───── Record excerpts

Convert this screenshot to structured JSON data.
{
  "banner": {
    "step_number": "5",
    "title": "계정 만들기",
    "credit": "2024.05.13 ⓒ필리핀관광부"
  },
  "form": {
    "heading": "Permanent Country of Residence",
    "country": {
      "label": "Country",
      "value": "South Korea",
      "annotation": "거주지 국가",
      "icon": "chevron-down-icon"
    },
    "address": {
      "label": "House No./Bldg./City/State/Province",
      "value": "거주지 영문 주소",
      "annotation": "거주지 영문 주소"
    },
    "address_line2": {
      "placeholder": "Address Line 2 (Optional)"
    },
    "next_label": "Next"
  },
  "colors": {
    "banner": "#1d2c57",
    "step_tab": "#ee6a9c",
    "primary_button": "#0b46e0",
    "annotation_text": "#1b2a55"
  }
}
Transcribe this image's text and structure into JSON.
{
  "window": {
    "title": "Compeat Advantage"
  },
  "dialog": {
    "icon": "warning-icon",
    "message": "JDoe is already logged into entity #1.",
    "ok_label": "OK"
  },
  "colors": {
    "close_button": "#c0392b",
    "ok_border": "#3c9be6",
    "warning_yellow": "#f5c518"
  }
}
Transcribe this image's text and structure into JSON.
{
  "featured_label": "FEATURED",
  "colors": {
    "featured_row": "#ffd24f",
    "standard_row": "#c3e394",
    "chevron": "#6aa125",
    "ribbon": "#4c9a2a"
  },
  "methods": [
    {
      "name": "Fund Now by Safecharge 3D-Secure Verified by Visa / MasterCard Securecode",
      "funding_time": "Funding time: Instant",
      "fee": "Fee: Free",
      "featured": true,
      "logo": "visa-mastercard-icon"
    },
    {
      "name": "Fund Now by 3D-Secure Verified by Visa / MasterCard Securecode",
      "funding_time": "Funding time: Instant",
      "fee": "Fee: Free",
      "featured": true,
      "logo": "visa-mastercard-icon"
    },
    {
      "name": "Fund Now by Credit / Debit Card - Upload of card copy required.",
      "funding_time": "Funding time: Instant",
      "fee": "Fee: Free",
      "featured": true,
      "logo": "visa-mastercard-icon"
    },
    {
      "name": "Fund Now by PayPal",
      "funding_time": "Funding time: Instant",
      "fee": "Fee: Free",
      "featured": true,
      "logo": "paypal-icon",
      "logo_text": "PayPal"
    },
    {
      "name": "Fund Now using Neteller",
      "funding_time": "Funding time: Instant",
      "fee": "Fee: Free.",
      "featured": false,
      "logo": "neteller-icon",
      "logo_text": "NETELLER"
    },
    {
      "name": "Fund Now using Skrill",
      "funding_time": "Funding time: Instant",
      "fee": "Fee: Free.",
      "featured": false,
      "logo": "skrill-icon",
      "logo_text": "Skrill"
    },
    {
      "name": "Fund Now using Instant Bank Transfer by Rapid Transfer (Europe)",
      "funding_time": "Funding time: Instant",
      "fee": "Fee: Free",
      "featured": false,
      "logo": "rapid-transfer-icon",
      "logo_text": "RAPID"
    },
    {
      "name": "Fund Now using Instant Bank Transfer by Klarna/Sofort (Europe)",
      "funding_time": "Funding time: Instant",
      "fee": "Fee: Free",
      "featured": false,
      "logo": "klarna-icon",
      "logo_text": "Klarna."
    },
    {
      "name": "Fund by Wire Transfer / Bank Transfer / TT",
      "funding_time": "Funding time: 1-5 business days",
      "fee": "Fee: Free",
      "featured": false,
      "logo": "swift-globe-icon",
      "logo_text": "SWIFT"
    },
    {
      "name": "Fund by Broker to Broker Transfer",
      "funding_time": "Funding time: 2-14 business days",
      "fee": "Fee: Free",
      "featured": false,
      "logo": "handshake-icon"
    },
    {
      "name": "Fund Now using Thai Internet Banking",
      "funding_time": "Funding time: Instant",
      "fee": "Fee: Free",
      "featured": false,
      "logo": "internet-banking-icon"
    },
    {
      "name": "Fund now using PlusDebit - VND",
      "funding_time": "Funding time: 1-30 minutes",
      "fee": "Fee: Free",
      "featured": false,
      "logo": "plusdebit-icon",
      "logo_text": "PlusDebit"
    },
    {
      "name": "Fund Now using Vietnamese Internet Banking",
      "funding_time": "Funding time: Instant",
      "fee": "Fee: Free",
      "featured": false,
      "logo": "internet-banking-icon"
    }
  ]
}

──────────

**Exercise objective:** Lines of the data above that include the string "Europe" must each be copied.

**Written solution:**
      "name": "Fund Now using Instant Bank Transfer by Rapid Transfer (Europe)",
      "name": "Fund Now using Instant Bank Transfer by Klarna/Sofort (Europe)",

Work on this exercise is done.